**Exercise directions**
For each line below, check for the word "html", then state how many lines contain it, with no other output.
□ □ □ □
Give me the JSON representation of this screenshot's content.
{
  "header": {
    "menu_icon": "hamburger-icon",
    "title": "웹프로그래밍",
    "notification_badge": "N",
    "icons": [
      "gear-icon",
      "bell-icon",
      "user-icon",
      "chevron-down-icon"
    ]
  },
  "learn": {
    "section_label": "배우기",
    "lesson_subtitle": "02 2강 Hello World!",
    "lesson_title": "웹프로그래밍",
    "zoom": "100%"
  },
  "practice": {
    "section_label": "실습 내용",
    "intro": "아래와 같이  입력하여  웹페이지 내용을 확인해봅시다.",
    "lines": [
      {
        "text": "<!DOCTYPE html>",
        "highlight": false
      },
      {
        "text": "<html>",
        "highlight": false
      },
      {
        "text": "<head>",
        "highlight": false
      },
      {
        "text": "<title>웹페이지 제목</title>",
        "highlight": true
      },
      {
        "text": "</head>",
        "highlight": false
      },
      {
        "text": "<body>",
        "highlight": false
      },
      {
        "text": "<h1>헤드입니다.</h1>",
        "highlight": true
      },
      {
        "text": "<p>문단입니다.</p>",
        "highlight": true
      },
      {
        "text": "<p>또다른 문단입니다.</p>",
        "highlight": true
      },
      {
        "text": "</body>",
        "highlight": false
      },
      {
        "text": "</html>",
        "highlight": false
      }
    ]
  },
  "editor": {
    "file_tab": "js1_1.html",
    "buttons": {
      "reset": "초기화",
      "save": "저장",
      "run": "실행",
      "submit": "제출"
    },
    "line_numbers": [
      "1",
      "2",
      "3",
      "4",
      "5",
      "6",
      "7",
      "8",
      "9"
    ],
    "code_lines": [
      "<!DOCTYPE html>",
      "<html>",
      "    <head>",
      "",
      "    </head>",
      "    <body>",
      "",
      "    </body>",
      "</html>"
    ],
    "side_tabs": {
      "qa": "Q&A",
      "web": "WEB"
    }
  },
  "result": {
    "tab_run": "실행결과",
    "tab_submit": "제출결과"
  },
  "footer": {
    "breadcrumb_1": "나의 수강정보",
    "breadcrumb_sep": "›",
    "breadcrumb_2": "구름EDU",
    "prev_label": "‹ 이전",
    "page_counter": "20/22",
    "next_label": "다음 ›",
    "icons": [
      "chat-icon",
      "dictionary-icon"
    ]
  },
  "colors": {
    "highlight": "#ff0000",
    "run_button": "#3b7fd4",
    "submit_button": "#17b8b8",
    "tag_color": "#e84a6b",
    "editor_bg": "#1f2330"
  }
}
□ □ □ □
**Solution for this exercise**
7